▶ **EXERCISE INSTRUCTIONS**
All of the data should be restated word for word, with the pictures omitted.

(RECORDS PROVIDED)

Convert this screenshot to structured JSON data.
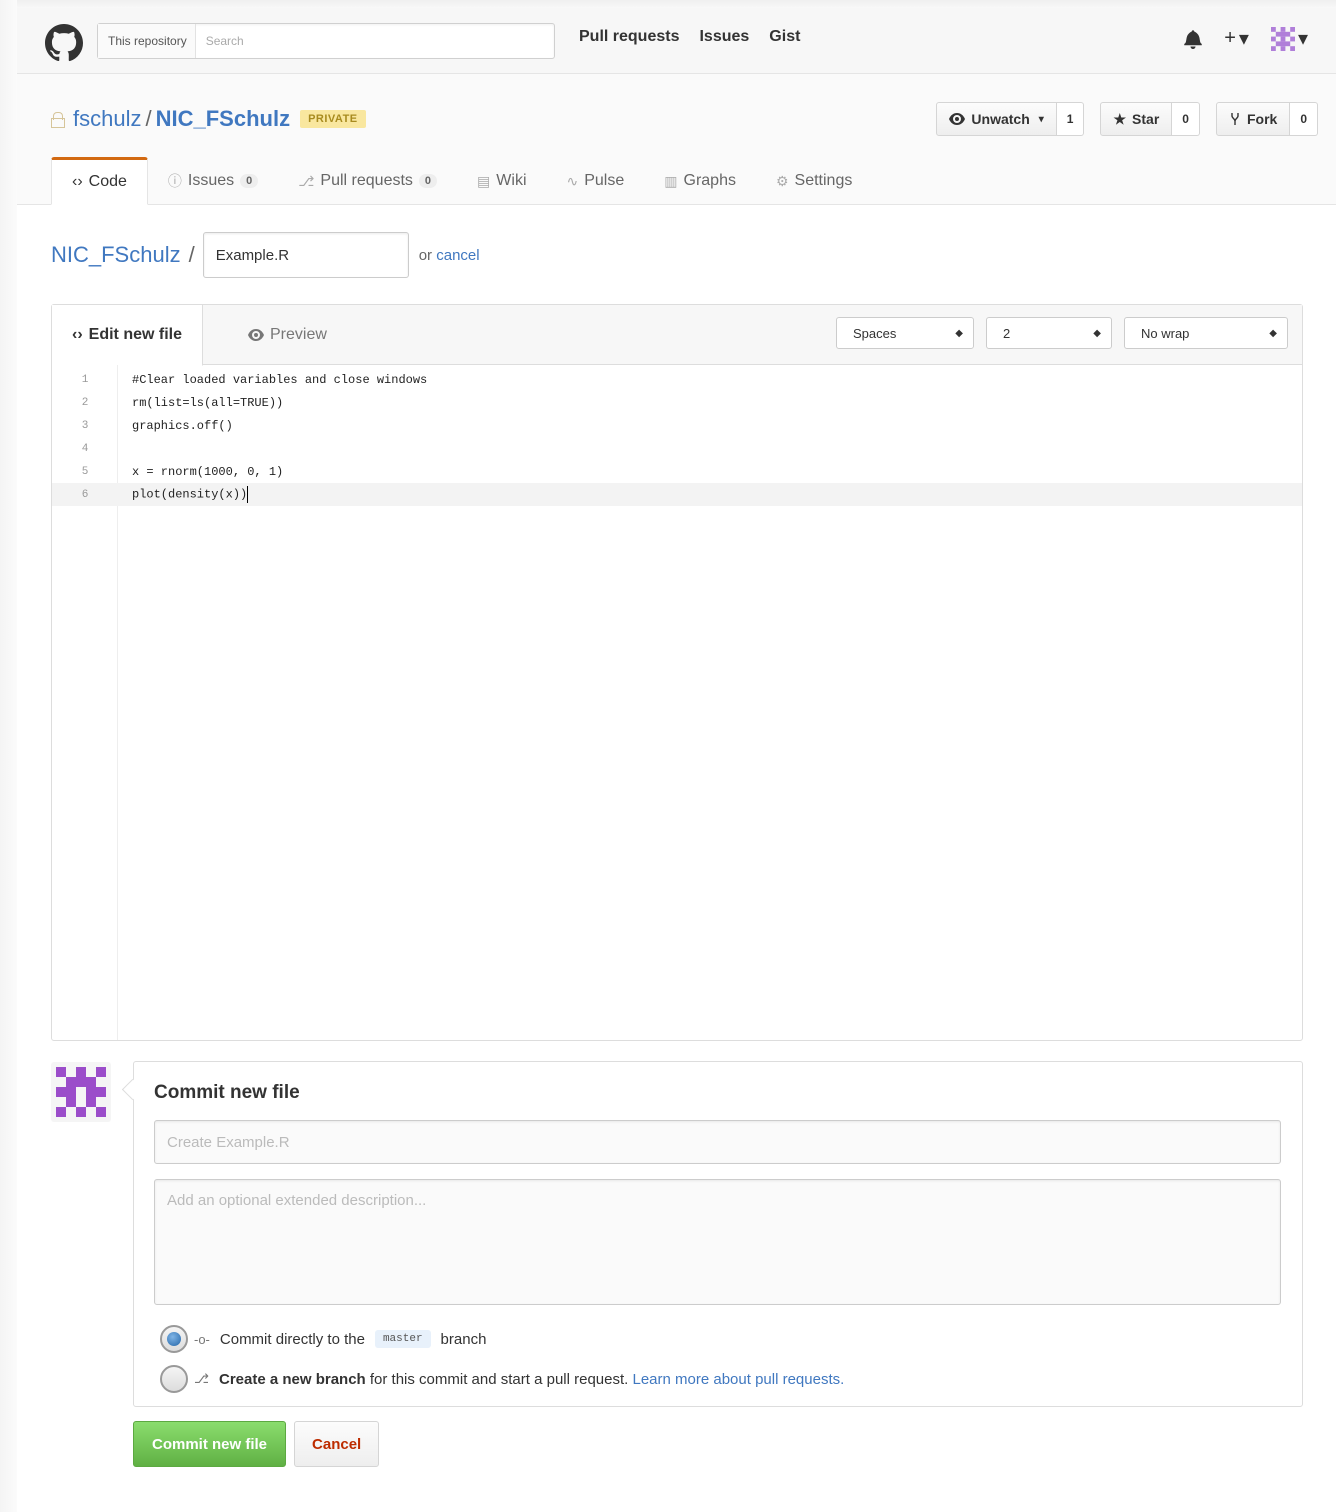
{
  "header": {
    "search_scope": "This repository",
    "search_placeholder": "Search",
    "nav": [
      "Pull requests",
      "Issues",
      "Gist"
    ],
    "icons": [
      "octocat-logo",
      "bell-icon",
      "plus-icon",
      "avatar-identicon"
    ]
  },
  "repo": {
    "owner": "fschulz",
    "name": "NIC_FSchulz",
    "visibility_badge": "PRIVATE",
    "watch_label": "Unwatch",
    "watch_count": "1",
    "star_label": "Star",
    "star_count": "0",
    "fork_label": "Fork",
    "fork_count": "0"
  },
  "tabs": [
    {
      "label": "Code",
      "icon": "code-icon",
      "selected": true
    },
    {
      "label": "Issues",
      "count": "0",
      "icon": "issue-icon"
    },
    {
      "label": "Pull requests",
      "count": "0",
      "icon": "pull-request-icon"
    },
    {
      "label": "Wiki",
      "icon": "book-icon"
    },
    {
      "label": "Pulse",
      "icon": "pulse-icon"
    },
    {
      "label": "Graphs",
      "icon": "graph-icon"
    },
    {
      "label": "Settings",
      "icon": "gear-icon"
    }
  ],
  "breadcrumb": {
    "repo": "NIC_FSchulz",
    "separator": "/",
    "filename": "Example.R",
    "or_text": "or",
    "cancel_link": "cancel"
  },
  "editor": {
    "tab_edit": "Edit new file",
    "tab_preview": "Preview",
    "indent_mode": "Spaces",
    "indent_size": "2",
    "wrap_mode": "No wrap",
    "lines": [
      {
        "n": "1",
        "text": "#Clear loaded variables and close windows"
      },
      {
        "n": "2",
        "text": "rm(list=ls(all=TRUE))"
      },
      {
        "n": "3",
        "text": "graphics.off()"
      },
      {
        "n": "4",
        "text": ""
      },
      {
        "n": "5",
        "text": "x = rnorm(1000, 0, 1)"
      },
      {
        "n": "6",
        "text": "plot(density(x))"
      }
    ],
    "active_line": 6
  },
  "commit": {
    "title": "Commit new file",
    "summary_placeholder": "Create Example.R",
    "description_placeholder": "Add an optional extended description...",
    "option_direct_prefix": "Commit directly to the",
    "option_direct_branch": "master",
    "option_direct_suffix": "branch",
    "option_new_branch_bold": "Create a new branch",
    "option_new_branch_rest": "for this commit and start a pull request.",
    "option_new_branch_link": "Learn more about pull requests.",
    "selected_option": "direct",
    "submit_label": "Commit new file",
    "cancel_label": "Cancel"
  },
  "colors": {
    "link": "#4078c0",
    "accent_tab": "#d26911",
    "primary_button": "#60b044",
    "danger_text": "#bd2c00",
    "identicon": "#9b4dca"
  }
}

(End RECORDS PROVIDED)

▶ **COMPLETED EXERCISE**
Convert this screenshot to structured JSON data.
{
  "header": {
    "search_scope": "This repository",
    "search_placeholder": "Search",
    "nav": [
      "Pull requests",
      "Issues",
      "Gist"
    ],
    "icons": [
      "octocat-logo",
      "bell-icon",
      "plus-icon",
      "avatar-identicon"
    ]
  },
  "repo": {
    "owner": "fschulz",
    "name": "NIC_FSchulz",
    "visibility_badge": "PRIVATE",
    "watch_label": "Unwatch",
    "watch_count": "1",
    "star_label": "Star",
    "star_count": "0",
    "fork_label": "Fork",
    "fork_count": "0"
  },
  "tabs": [
    {
      "label": "Code",
      "icon": "code-icon",
      "selected": true
    },
    {
      "label": "Issues",
      "count": "0",
      "icon": "issue-icon"
    },
    {
      "label": "Pull requests",
      "count": "0",
      "icon": "pull-request-icon"
    },
    {
      "label": "Wiki",
      "icon": "book-icon"
    },
    {
      "label": "Pulse",
      "icon": "pulse-icon"
    },
    {
      "label": "Graphs",
      "icon": "graph-icon"
    },
    {
      "label": "Settings",
      "icon": "gear-icon"
    }
  ],
  "breadcrumb": {
    "repo": "NIC_FSchulz",
    "separator": "/",
    "filename": "Example.R",
    "or_text": "or",
    "cancel_link": "cancel"
  },
  "editor": {
    "tab_edit": "Edit new file",
    "tab_preview": "Preview",
    "indent_mode": "Spaces",
    "indent_size": "2",
    "wrap_mode": "No wrap",
    "lines": [
      {
        "n": "1",
        "text": "#Clear loaded variables and close windows"
      },
      {
        "n": "2",
        "text": "rm(list=ls(all=TRUE))"
      },
      {
        "n": "3",
        "text": "graphics.off()"
      },
      {
        "n": "4",
        "text": ""
      },
      {
        "n": "5",
        "text": "x = rnorm(1000, 0, 1)"
      },
      {
        "n": "6",
        "text": "plot(density(x))"
      }
    ],
    "active_line": 6
  },
  "commit": {
    "title": "Commit new file",
    "summary_placeholder": "Create Example.R",
    "description_placeholder": "Add an optional extended description...",
    "option_direct_prefix": "Commit directly to the",
    "option_direct_branch": "master",
    "option_direct_suffix": "branch",
    "option_new_branch_bold": "Create a new branch",
    "option_new_branch_rest": "for this commit and start a pull request.",
    "option_new_branch_link": "Learn more about pull requests.",
    "selected_option": "direct",
    "submit_label": "Commit new file",
    "cancel_label": "Cancel"
  },
  "colors": {
    "link": "#4078c0",
    "accent_tab": "#d26911",
    "primary_button": "#60b044",
    "danger_text": "#bd2c00",
    "identicon": "#9b4dca"
  }
}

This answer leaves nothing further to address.